* **AIM OF THE TASK**:
Pull every line containing "description" from the listing.

* **RECORDS PROVIDED**:
-- Opening Marker --

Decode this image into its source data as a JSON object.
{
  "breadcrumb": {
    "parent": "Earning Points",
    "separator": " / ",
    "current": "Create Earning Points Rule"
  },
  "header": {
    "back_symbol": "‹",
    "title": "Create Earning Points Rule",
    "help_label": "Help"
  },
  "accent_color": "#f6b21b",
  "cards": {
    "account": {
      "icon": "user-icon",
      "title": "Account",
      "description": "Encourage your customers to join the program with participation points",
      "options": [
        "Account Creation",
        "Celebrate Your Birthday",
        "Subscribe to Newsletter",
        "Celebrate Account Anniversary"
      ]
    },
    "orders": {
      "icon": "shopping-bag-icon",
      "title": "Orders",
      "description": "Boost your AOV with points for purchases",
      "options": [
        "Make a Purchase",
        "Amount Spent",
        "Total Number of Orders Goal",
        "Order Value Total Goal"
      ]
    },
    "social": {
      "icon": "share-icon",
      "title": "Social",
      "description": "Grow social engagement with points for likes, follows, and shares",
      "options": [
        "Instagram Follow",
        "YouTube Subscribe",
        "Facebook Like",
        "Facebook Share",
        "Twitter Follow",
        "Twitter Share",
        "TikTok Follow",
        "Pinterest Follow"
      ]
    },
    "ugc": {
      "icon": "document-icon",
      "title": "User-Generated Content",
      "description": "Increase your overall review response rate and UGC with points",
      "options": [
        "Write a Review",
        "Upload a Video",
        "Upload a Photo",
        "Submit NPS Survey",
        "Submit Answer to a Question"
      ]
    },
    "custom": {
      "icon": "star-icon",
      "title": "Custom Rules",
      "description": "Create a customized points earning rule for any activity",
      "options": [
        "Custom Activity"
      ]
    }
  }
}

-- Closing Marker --

* **EXPECTED ANSWER**:
      "description": "Encourage your customers to join the program with participation points",
      "description": "Boost your AOV with points for purchases",
      "description": "Grow social engagement with points for likes, follows, and shares",
      "description": "Increase your overall review response rate and UGC with points",
      "description": "Create a customized points earning rule for any activity",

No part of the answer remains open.